Records for this task Start Marker
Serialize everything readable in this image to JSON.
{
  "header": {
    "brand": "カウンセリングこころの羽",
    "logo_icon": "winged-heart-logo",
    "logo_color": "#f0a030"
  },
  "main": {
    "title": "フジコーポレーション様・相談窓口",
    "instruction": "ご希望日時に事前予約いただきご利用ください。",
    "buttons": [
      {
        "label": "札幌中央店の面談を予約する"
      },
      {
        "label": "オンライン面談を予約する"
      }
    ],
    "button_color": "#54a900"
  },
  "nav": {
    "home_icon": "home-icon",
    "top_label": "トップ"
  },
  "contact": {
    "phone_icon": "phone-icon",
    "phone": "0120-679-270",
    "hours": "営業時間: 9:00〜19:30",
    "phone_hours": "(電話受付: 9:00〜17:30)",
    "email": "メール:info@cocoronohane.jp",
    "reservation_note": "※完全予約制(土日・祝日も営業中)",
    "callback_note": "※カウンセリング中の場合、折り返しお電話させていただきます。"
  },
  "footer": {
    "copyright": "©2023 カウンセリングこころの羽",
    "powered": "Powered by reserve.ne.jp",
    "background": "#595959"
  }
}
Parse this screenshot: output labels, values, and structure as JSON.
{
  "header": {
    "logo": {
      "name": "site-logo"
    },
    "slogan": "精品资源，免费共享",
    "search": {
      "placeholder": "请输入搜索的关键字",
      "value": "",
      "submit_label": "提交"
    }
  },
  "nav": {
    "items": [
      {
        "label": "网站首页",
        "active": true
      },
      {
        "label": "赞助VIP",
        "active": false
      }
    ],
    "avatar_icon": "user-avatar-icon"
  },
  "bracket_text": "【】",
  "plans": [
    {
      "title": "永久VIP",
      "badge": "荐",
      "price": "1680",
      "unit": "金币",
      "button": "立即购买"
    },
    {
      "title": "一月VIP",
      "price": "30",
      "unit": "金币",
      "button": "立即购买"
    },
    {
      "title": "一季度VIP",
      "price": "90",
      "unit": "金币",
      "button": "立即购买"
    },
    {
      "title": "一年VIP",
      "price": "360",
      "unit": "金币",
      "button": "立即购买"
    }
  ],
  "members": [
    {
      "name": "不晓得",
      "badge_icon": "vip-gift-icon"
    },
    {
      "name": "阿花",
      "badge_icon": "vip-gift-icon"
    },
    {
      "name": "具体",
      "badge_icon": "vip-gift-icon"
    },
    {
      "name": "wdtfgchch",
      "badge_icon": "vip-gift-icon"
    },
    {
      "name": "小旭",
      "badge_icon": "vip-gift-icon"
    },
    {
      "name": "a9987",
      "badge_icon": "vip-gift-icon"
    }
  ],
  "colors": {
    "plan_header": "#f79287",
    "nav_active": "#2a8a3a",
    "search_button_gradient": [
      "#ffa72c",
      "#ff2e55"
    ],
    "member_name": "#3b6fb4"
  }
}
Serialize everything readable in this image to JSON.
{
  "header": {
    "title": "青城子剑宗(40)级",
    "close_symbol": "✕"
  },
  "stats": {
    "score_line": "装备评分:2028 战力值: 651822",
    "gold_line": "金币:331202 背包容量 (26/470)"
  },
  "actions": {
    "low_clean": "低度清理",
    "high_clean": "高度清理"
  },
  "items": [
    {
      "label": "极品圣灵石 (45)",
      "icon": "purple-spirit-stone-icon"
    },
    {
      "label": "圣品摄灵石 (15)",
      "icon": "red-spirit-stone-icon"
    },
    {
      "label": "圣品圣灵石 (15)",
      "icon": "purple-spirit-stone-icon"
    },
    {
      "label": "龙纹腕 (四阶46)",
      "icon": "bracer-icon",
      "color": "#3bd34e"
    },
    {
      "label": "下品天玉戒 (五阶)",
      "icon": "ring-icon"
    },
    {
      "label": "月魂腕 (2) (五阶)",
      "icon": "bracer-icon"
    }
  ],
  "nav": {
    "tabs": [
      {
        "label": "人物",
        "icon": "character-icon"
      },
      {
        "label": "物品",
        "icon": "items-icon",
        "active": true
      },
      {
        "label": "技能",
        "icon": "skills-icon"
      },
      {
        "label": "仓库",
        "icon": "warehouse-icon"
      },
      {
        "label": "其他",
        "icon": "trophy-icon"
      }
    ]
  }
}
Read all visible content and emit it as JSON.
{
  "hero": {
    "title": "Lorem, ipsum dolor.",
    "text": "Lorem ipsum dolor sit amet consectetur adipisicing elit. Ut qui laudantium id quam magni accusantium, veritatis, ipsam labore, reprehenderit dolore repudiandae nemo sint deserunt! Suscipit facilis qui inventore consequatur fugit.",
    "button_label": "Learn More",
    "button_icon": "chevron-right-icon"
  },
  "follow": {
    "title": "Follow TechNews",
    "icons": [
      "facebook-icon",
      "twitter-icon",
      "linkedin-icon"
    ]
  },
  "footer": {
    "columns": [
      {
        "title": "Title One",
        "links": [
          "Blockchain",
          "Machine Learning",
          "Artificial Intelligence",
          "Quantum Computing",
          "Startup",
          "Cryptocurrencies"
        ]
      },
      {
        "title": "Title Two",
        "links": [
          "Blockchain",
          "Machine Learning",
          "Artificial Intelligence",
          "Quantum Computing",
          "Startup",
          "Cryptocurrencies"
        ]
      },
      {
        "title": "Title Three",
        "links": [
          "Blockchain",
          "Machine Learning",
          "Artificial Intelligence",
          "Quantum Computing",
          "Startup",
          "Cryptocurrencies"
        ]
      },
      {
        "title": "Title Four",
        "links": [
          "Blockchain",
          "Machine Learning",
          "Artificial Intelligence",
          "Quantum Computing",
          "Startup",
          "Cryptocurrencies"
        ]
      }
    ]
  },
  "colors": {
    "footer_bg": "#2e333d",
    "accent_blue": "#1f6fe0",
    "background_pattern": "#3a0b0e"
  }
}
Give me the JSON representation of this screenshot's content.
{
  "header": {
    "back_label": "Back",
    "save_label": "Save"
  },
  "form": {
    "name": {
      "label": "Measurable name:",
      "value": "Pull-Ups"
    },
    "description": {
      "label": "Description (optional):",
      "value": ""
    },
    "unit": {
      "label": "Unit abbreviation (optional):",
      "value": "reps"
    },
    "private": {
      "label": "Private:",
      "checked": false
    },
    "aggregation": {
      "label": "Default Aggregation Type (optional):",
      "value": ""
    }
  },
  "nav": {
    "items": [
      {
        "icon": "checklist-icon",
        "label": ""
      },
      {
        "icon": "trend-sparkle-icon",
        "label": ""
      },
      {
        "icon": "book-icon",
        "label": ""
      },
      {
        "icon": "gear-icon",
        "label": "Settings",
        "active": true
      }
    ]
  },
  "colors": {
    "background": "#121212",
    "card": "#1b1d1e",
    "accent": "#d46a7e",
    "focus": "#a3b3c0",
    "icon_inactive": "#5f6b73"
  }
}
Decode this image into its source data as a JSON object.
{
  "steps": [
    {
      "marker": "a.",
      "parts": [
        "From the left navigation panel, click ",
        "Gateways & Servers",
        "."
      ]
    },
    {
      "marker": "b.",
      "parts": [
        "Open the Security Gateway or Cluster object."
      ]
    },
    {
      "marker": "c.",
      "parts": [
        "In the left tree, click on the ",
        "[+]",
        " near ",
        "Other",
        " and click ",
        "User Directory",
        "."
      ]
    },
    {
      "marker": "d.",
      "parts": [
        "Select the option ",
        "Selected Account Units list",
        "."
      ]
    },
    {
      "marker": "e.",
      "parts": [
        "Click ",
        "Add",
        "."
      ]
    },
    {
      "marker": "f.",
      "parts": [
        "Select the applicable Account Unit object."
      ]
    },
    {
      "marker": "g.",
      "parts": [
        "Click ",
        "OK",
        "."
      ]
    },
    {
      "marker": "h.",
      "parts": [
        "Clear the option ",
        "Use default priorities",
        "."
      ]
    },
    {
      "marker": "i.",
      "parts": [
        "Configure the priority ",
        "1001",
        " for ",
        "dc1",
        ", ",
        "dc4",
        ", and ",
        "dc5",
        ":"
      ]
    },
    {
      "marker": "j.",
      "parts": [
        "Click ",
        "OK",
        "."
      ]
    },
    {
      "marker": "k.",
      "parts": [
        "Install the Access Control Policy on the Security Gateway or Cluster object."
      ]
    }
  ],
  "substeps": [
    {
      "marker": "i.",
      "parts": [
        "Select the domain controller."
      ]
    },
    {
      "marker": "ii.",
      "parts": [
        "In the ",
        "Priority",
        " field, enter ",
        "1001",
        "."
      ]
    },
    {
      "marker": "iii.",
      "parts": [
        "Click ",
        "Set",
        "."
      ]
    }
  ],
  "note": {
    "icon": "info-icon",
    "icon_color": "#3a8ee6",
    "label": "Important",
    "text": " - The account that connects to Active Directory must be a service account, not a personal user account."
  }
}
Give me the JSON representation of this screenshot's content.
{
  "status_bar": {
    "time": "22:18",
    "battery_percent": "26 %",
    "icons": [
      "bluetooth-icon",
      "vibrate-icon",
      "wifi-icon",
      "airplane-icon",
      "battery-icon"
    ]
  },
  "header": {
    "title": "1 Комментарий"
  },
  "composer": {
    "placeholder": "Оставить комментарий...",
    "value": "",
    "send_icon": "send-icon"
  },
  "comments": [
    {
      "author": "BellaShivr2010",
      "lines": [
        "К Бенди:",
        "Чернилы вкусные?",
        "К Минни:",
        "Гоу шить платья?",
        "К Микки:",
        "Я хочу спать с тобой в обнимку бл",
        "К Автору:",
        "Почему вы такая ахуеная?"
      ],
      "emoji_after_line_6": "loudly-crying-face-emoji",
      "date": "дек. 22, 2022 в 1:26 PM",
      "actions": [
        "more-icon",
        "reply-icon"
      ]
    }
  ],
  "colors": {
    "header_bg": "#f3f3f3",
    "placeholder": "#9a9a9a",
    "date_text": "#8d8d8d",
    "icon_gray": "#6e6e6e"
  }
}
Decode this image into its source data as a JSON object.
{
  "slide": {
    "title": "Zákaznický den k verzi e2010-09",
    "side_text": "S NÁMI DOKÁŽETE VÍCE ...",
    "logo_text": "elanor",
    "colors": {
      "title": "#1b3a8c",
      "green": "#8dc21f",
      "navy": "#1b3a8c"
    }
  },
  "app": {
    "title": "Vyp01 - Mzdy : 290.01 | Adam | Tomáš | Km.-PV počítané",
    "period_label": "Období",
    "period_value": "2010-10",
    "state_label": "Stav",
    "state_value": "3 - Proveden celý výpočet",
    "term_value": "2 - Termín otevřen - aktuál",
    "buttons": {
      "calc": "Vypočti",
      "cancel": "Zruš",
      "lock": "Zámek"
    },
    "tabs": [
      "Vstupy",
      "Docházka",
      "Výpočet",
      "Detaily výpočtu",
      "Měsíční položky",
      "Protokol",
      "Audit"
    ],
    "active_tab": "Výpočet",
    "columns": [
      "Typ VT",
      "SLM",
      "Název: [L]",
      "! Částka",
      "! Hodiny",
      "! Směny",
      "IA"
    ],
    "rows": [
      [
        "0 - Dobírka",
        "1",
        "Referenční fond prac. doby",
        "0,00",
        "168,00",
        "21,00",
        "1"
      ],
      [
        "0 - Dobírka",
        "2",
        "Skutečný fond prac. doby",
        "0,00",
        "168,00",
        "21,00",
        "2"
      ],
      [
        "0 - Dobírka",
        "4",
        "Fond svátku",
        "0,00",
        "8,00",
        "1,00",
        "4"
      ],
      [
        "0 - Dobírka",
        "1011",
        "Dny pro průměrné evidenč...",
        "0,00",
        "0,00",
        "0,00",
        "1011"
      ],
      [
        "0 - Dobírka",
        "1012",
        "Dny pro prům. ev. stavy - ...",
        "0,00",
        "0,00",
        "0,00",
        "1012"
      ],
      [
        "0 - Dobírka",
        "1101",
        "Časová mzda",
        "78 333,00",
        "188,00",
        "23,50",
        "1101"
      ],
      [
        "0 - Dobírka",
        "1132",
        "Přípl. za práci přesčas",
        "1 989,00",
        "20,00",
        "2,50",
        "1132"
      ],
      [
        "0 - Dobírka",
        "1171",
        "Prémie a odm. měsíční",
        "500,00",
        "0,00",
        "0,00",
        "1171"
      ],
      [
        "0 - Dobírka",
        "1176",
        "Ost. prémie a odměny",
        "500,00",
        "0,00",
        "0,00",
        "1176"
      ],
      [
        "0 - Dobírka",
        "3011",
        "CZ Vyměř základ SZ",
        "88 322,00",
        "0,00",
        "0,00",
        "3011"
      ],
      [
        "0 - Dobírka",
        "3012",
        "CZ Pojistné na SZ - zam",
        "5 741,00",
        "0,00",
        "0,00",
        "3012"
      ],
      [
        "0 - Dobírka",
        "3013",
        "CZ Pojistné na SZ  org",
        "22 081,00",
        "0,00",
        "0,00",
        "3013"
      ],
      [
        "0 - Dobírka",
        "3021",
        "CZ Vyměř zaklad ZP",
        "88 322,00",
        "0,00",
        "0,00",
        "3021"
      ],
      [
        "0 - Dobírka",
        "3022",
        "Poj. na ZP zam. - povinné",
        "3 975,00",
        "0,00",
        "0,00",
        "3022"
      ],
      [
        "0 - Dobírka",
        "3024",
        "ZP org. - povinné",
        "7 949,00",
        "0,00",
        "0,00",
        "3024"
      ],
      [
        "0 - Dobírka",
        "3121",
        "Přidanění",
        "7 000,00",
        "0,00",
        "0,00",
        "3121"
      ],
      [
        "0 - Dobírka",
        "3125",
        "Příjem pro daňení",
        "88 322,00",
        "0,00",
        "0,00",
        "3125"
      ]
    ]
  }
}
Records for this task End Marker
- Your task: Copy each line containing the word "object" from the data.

- Answer for this exercise:
Decode this image into its source data as a JSON object.
        "Open the Security Gateway or Cluster object."
        "Select the applicable Account Unit object."
        "Install the Access Control Policy on the Security Gateway or Cluster object."
Decode this image into its source data as a JSON object.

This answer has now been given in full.